We thought we were so smart. Reading all those books, blogs and message boards. Doing all that research. Getting the nursery ready. Well, mom did at least. I knew better. I knew that baby Carter would write his own book. And he has not disappointed.

Me and My BuddyHis nights and days are flip flopped. Sometimes he cries when there is nothing to cry about. And then he smiles in his sleep about who knows what. I’ll be honest. I know nothing about babies. Absolutely nothing, other than what I’ve heard my forever mom and dad discuss between themselves, and the odds and ends advice they’ve gotten from the visitors in the last couple of weeks.

But I do know this. From what I can tell, my dear little person is every bit of the blessing I knew he would be. He is strong. He is healthy. He sleeps enough. Mom and dad love him. He’s pretty darned great. And I’m proud of him. I’m proud to call him my puppy brother.

I was thinking about this today as we had more visitors who had all kinds of advice for mom. I watched as she soaked it in. I saw the determination in her eyes as she even put a couple of the tips into action at bedtime tonight. She wants so badly to do everything right.

And I want so badly to tell her she can’t. She will mess up. I know because she made her fair share of mistakes with me (don’t tell her I told you). But look at me. I turned out all right. And Carter will too.
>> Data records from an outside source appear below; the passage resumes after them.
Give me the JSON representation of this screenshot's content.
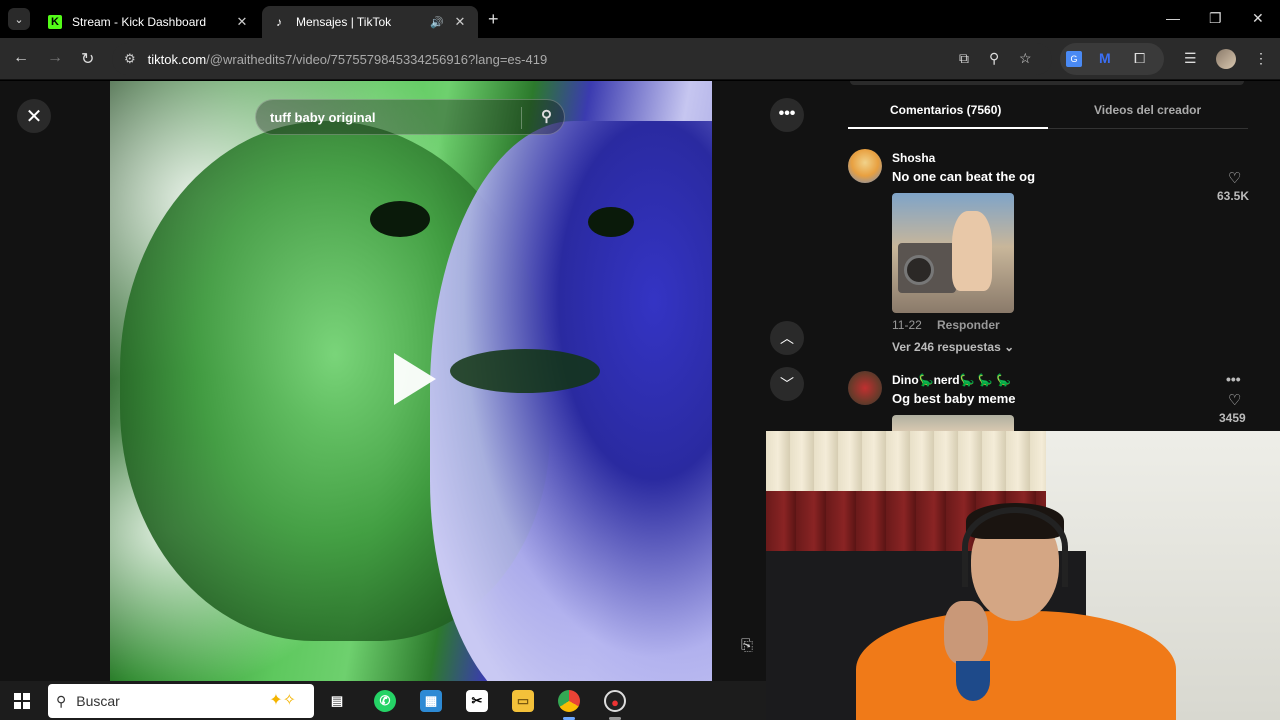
{
  "browser": {
    "tabs": [
      {
        "title": "Stream - Kick Dashboard",
        "icon": "kick-logo",
        "active": false
      },
      {
        "title": "Mensajes | TikTok",
        "icon": "tiktok-logo",
        "active": true,
        "audio": true
      }
    ],
    "url_domain": "tiktok.com",
    "url_path": "/@wraithedits7/video/7575579845334256916?lang=es-419"
  },
  "video": {
    "search_text": "tuff baby original"
  },
  "comments_panel": {
    "tabs": [
      {
        "label": "Comentarios (7560)",
        "active": true
      },
      {
        "label": "Videos del creador",
        "active": false
      }
    ],
    "comments": [
      {
        "username": "Shosha",
        "text": "No one can beat the og",
        "likes": "63.5K",
        "date": "11-22",
        "reply_label": "Responder",
        "replies_label": "Ver 246 respuestas"
      },
      {
        "username": "Dino🦕nerd🦕 🦕 🦕",
        "text": "Og best baby meme",
        "likes": "3459"
      }
    ]
  },
  "taskbar": {
    "search_placeholder": "Buscar",
    "apps": [
      "task-view",
      "whatsapp",
      "store",
      "capcut",
      "file-explorer",
      "chrome",
      "obs"
    ]
  },
  "colors": {
    "kick_green": "#53fc18",
    "background": "#121212",
    "accent_blue": "#3b6ff5"
  }
}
As British politician Sir Winston Churchill suggested “success is not final, failure is not fatal: it is the courage to continue that counts.” It doesn’t matter what all those books, blogs and message boards say. Mom won’t do everything right. But she has courage. That’s what matters to me.

 

Pride: Angel or Demon? February 15, 2013

Pluto may not be the sharpest tool in the Disney vault, but there is something to be said of his decision-making skills. He often consulted with the angel over one shoulder that refuted the devil on the other. Both would present their reasoning and wait for Pluto to weigh the evidence and make a decision.

The bipolar role conscience plays in our lives reminds me of two other heavy-hitting emotional players: pride and humility. “It was pride that changed angels into devils,” said Saint Augustine, “it is humility that makes men as angels.”

I can’t remember the last time someone told me I made them proud. I can honestly say I don’t know that I know what pride even feels like. And I can’t say I’m too disappointed about it. With words like greed, envy, and vanity as its relatives, pride is not in good company. What room is there for pride in a life of gratitude?

“Pride slays thanksgiving,” said theologian and social reformer Henry Ward Beecher, “but a humble mind is the soil out of which thanks naturally grow. A proud man is seldom a grateful man, for he never thinks he gets as much as he deserves.”

Pride: Angel or Demon?

In my personal philosophical debate, I’ve had my mind pretty well made up about this thing called pride. But the more I listened to both sides of the argument, I began to piece together a ground-level pride perspective. In the eye of the beholder, pride is not such a negative thing. I aspire to make my mom and dad proud of me, but that doesn’t make me envious or vain. It is a humble plea that originates in my heart. And I am thankful for moments when they smile at something silly I do. Does that make me greedy?

This is one topic on which the angel and devil may compromise.